Here’s how the graph will look:
In the Simulator, you'll see the rectangle at the bottom of is animating in time with the drum loop, responding to volume changes in the audio playback.
As a final touch use a patch called Exponential Smoothing to change the output from the Energy Meter more gradually. This will create a smoother movement in the animation.
To create the patch:
To add this patch to the graph:
You may need to add a different value to the Exponential Smoothing patch if you're using a different audio file.
Here’s how the graph will look:
The movement of the rectangle is smoother.
Audio Analyzer patch splits incoming audio into 8 bands.
Like with the Energy Meter patch, each output from the Audio Analyzer patch will be connected to a Square Root, Exponential Smoothing and Transition patch, and a patch representing the Scale of a rectangle.
Start by creating the patches:
Make make sure the data type in the Transition patch is set to Vector 2.
The Audio Analyzer has 9 output ports, as in the image below:
The Audio output is always connected to an Audio input port, either in a patch representing the speaker or another audio patch.
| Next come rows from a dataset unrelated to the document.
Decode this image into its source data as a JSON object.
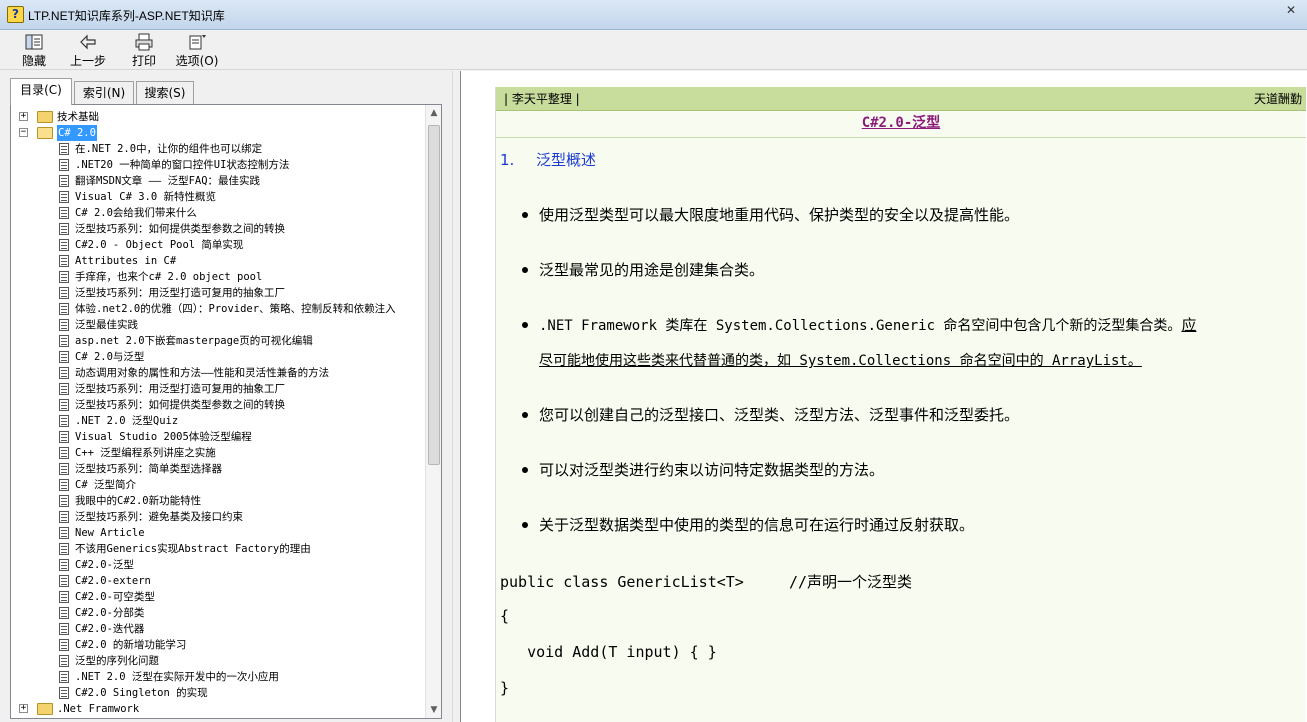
{
  "window": {
    "title": "LTP.NET知识库系列-ASP.NET知识库",
    "controls": {
      "minimize": "–",
      "maximize": "□",
      "close": "✕"
    }
  },
  "toolbar": {
    "hide": "隐藏",
    "back": "上一步",
    "print": "打印",
    "options": "选项(O)"
  },
  "tabs": [
    "目录(C)",
    "索引(N)",
    "搜索(S)"
  ],
  "tree": {
    "nodes": [
      {
        "label": "技术基础",
        "toggle": "+",
        "expanded": false
      },
      {
        "label": "C# 2.0",
        "toggle": "−",
        "expanded": true,
        "selected": true
      },
      {
        "label": ".Net Framwork",
        "toggle": "+",
        "expanded": false
      }
    ],
    "children": [
      "在.NET 2.0中，让你的组件也可以绑定",
      ".NET20 一种简单的窗口控件UI状态控制方法",
      "翻译MSDN文章 —— 泛型FAQ：最佳实践",
      "Visual C# 3.0 新特性概览",
      "C# 2.0会给我们带来什么",
      "泛型技巧系列：如何提供类型参数之间的转换",
      "C#2.0 - Object Pool 简单实现",
      "Attributes in C#",
      "手痒痒，也来个c# 2.0 object pool",
      "泛型技巧系列：用泛型打造可复用的抽象工厂",
      "体验.net2.0的优雅（四）：Provider、策略、控制反转和依赖注入",
      "泛型最佳实践",
      "asp.net 2.0下嵌套masterpage页的可视化编辑",
      "C# 2.0与泛型",
      "动态调用对象的属性和方法——性能和灵活性兼备的方法",
      "泛型技巧系列：用泛型打造可复用的抽象工厂",
      "泛型技巧系列：如何提供类型参数之间的转换",
      ".NET 2.0 泛型Quiz",
      "Visual Studio 2005体验泛型编程",
      "C++ 泛型编程系列讲座之实施",
      "泛型技巧系列：简单类型选择器",
      "C# 泛型简介",
      "我眼中的C#2.0新功能特性",
      "泛型技巧系列：避免基类及接口约束",
      "New Article",
      "不该用Generics实现Abstract Factory的理由",
      "C#2.0-泛型",
      "C#2.0-extern",
      "C#2.0-可空类型",
      "C#2.0-分部类",
      "C#2.0-迭代器",
      "C#2.0 的新增功能学习",
      "泛型的序列化问题",
      ".NET 2.0 泛型在实际开发中的一次小应用",
      "C#2.0 Singleton 的实现"
    ]
  },
  "content": {
    "header_left": "|  李天平整理  |",
    "header_right": "天道酬勤",
    "title": "C#2.0-泛型",
    "section_num": "1.",
    "section_title": "泛型概述",
    "bullets": [
      "使用泛型类型可以最大限度地重用代码、保护类型的安全以及提高性能。",
      "泛型最常见的用途是创建集合类。"
    ],
    "bullet3": {
      "a": ".NET Framework 类库在 System.Collections.Generic 命名空间中包含几个新的泛型集合类。",
      "b": "应",
      "c": "尽可能地使用这些类来代替普通的类，如 System.Collections 命名空间中的 ArrayList。"
    },
    "bullets_more": [
      "您可以创建自己的泛型接口、泛型类、泛型方法、泛型事件和泛型委托。",
      "可以对泛型类进行约束以访问特定数据类型的方法。",
      "关于泛型数据类型中使用的类型的信息可在运行时通过反射获取。"
    ],
    "code": [
      "public class GenericList<T>     //声明一个泛型类",
      "{",
      "   void Add(T input) { }",
      "}"
    ]
  },
  "colors": {
    "header_bg": "#c8dd9c",
    "doc_bg": "#f8fbef",
    "title_color": "#8b1a7a",
    "section_color": "#1a3ad4",
    "selection": "#3399ff"
  },
  "icons": [
    "help-app-icon",
    "hide-icon",
    "back-arrow-icon",
    "print-icon",
    "options-icon",
    "folder-icon",
    "document-icon"
  ]
}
The other outputs each produce a scalar signal indicating the acoustic energy present in a specific frequency band of the audio clip.
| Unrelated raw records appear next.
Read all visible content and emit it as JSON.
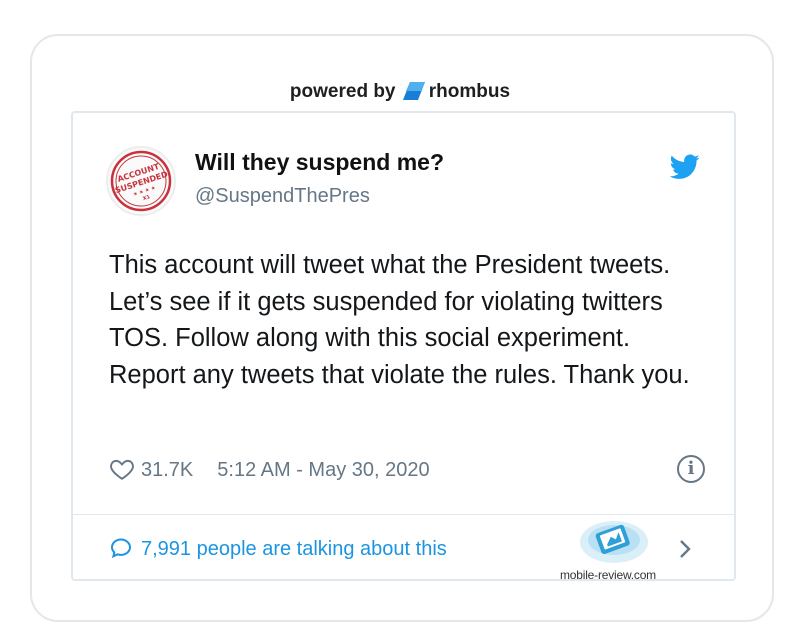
{
  "powered_by": {
    "prefix": "powered by",
    "brand": "rhombus",
    "brand_color": "#1a7fd4",
    "icon": "rhombus-logo-icon"
  },
  "tweet": {
    "avatar": {
      "icon": "account-suspended-stamp",
      "stamp_line1": "ACCOUNT",
      "stamp_line2": "SUSPENDED",
      "stamp_small": "X1",
      "stamp_color": "#c8323c"
    },
    "display_name": "Will they suspend me?",
    "handle": "@SuspendThePres",
    "text": "This account will tweet what the President tweets. Let’s see if it gets suspended for violating twitters TOS. Follow along with this social experiment. Report any tweets that violate the rules. Thank you.",
    "like_icon": "heart-icon",
    "likes": "31.7K",
    "timestamp": "5:12 AM - May 30, 2020",
    "info_icon": "info-icon",
    "info_glyph": "i",
    "platform_icon": "twitter-bird-icon",
    "accent_color": "#1da1f2"
  },
  "footer": {
    "talking_icon": "speech-bubble-icon",
    "talking_text": "7,991 people are talking about this",
    "chevron_icon": "chevron-right-icon"
  },
  "watermark": {
    "text": "mobile-review.com",
    "icon": "mobile-review-logo-icon"
  }
}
To add it to the graph:
Here’s how the new section of graph will look:
Now to connect the Audio Analyzer patch to the rectangle. Connect the:
In the Transition patch, set:
In the Exponential Smoothing patch, set the Damping value to 20.
Here’s how the new section of the graph will look:
You’ll see the rectangle in the scene is animated:
Connecting the remaining rectangles to the Audio Analyzer
To complete the effect, repeat the steps you followed to connect the Audio Analyzer patch and BandRectangle1, for the remaining rectangles. You can copy and paste patches to speed this up. The values in the Exponential Smoothing and Transition patches should be the same.
Your your graph will look like this:
In the sample content finished effect, you'll see we've turned this section of the graph into a patch group named Analysis Visualization. This is a good way to keep your project tidy.
The final effect looks like this: